While each of the preceding three video descriptions sound realistic enough, only the third is real. A part of what this dialogue demonstrates, though, is that a cappella has just as much potential to go viral as cats, old people, and unfortunate children saying hello to their future girlfriends (OK, maybe not quite as viral as that last one). But how can a group go from recording just any old song to transcending the a cappella bubble out into mainstream America?
Song Selection: Good song selection is absolutely key to this endeavor. More so than thinking about what parts your group can cover, and how organic a song is to your group identity, the focus here should be on recording something topical, popular, and ideally current, and covering it in a way that hasn’t been done before. Such was the beauty of On the Rocks making Rick-rolling borderline relevant again by making it a cappella and letting it loose on the subway system; or Ithacappella being the first to cover American Idol gem “Pants on the Ground,” or The Yellow Jackets playing with gender roles and employing professional production standards to “You Belong With Me.”
Setting: Viral videos are often best when there’s the opportunity to capture audience reaction, so you’ll want to make sure you choose a setting that will have lighting conducive to filming audience members. You’ll also want to think about a setting conducive to good sound quality and a clear image of your crew when you’re performing.
Choreography: Choreography is tricky for a video intended to be shared with the masses. On one hand, the movement has to be contained and simple enough to easily be captured on camera, and such that the viewer won’t be overwhelmed with the visual. On the other hand, you need to be doing something from a visual perspective to make your performance more interesting than just listening to you sing, lest your online audience minimize your window and only listen to your song, and hence feel less compelled to pass it along as the next must-see-video.

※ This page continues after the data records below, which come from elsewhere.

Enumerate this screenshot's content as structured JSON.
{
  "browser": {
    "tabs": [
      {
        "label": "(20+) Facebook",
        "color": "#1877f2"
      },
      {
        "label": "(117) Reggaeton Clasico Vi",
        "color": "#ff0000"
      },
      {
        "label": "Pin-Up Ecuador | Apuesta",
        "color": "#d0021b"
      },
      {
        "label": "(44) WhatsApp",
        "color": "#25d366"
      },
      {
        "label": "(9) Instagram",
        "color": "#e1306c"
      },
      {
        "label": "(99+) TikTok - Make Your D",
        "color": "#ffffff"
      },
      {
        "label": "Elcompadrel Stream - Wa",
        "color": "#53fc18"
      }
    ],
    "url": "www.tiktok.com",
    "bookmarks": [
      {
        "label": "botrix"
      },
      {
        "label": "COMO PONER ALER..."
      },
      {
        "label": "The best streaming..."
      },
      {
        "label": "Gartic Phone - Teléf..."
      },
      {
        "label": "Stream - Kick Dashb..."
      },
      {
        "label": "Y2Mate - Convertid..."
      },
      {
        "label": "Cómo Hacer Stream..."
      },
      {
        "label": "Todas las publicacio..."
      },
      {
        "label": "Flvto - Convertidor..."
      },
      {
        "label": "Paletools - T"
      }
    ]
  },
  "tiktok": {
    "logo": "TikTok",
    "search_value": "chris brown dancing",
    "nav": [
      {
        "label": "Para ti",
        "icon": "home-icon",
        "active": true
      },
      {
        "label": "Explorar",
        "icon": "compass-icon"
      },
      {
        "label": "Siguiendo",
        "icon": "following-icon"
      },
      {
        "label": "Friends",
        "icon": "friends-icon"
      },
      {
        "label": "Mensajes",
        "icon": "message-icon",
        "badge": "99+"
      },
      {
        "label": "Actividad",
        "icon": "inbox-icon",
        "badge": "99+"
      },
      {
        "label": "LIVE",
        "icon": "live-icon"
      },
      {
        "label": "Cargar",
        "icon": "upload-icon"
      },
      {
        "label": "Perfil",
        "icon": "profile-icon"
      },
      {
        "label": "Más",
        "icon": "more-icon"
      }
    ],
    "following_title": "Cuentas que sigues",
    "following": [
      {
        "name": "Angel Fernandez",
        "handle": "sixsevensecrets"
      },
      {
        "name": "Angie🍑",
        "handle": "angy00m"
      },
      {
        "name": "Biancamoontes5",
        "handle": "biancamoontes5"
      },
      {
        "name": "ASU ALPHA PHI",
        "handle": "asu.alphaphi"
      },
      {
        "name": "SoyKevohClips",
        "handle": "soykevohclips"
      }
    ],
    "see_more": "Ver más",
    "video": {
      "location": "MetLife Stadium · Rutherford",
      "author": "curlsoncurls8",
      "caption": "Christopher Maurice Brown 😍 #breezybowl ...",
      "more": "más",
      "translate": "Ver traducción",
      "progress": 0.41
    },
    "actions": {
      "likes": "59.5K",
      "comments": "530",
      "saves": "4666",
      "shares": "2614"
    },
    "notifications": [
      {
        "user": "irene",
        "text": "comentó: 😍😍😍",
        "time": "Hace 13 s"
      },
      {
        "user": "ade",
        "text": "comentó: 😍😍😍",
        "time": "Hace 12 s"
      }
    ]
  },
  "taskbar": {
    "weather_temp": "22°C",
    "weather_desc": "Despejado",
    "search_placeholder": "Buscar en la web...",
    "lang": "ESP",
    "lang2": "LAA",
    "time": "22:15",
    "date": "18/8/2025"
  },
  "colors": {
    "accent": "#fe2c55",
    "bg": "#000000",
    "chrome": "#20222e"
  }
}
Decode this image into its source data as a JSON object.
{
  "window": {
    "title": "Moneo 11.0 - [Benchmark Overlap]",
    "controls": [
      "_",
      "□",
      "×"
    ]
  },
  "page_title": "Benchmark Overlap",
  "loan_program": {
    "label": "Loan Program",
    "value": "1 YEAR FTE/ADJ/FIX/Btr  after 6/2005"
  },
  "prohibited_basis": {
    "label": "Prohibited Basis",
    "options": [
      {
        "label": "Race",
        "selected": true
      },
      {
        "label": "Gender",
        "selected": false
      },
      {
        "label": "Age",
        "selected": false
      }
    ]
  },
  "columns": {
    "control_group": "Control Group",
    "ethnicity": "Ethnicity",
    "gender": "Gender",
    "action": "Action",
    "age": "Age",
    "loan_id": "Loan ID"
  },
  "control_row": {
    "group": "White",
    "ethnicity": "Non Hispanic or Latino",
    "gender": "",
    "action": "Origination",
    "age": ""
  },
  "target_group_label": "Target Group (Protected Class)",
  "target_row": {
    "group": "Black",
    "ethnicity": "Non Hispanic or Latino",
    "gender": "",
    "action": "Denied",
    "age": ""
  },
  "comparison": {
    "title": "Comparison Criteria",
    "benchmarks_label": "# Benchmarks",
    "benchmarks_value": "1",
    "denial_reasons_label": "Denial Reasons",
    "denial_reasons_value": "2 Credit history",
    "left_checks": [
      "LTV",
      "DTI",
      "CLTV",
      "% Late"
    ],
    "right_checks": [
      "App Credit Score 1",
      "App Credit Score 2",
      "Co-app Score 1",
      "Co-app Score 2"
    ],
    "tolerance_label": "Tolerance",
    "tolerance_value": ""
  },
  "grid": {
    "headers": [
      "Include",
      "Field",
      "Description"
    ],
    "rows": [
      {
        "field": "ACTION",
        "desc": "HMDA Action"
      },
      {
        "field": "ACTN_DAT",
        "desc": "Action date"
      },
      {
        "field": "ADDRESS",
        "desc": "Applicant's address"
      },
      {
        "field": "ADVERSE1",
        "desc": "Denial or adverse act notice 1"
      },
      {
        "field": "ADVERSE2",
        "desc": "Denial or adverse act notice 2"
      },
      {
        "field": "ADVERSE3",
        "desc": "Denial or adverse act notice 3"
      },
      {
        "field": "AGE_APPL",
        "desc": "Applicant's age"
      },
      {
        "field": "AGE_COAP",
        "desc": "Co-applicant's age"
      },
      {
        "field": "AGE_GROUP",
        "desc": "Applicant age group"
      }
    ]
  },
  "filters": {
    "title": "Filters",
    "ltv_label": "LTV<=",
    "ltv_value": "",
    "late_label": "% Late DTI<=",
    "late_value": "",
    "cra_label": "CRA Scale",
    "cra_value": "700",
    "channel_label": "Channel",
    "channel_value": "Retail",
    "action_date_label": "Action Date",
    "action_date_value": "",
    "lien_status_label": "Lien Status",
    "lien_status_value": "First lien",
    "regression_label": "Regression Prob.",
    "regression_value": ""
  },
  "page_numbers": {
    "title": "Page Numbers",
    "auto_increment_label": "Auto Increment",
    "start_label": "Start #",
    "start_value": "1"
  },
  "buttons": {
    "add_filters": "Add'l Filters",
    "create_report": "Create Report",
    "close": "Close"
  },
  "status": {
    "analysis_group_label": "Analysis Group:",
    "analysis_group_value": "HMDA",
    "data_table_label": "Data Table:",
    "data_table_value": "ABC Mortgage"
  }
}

Other Notes: Production value counts on viral videos—it should either be really professional or completely amateur—anything in between and it looks like you were trying too hard and didn’t succeed at making your project work. This is a difficult balance, but aim for one of the extremes of either hiring a professional camera crew for this one, or giving your cell phone to your little sister on sibling weekend to give it her best try (and hoping that her commentary is cute and/or off color enough to augment what you’re doing on stage).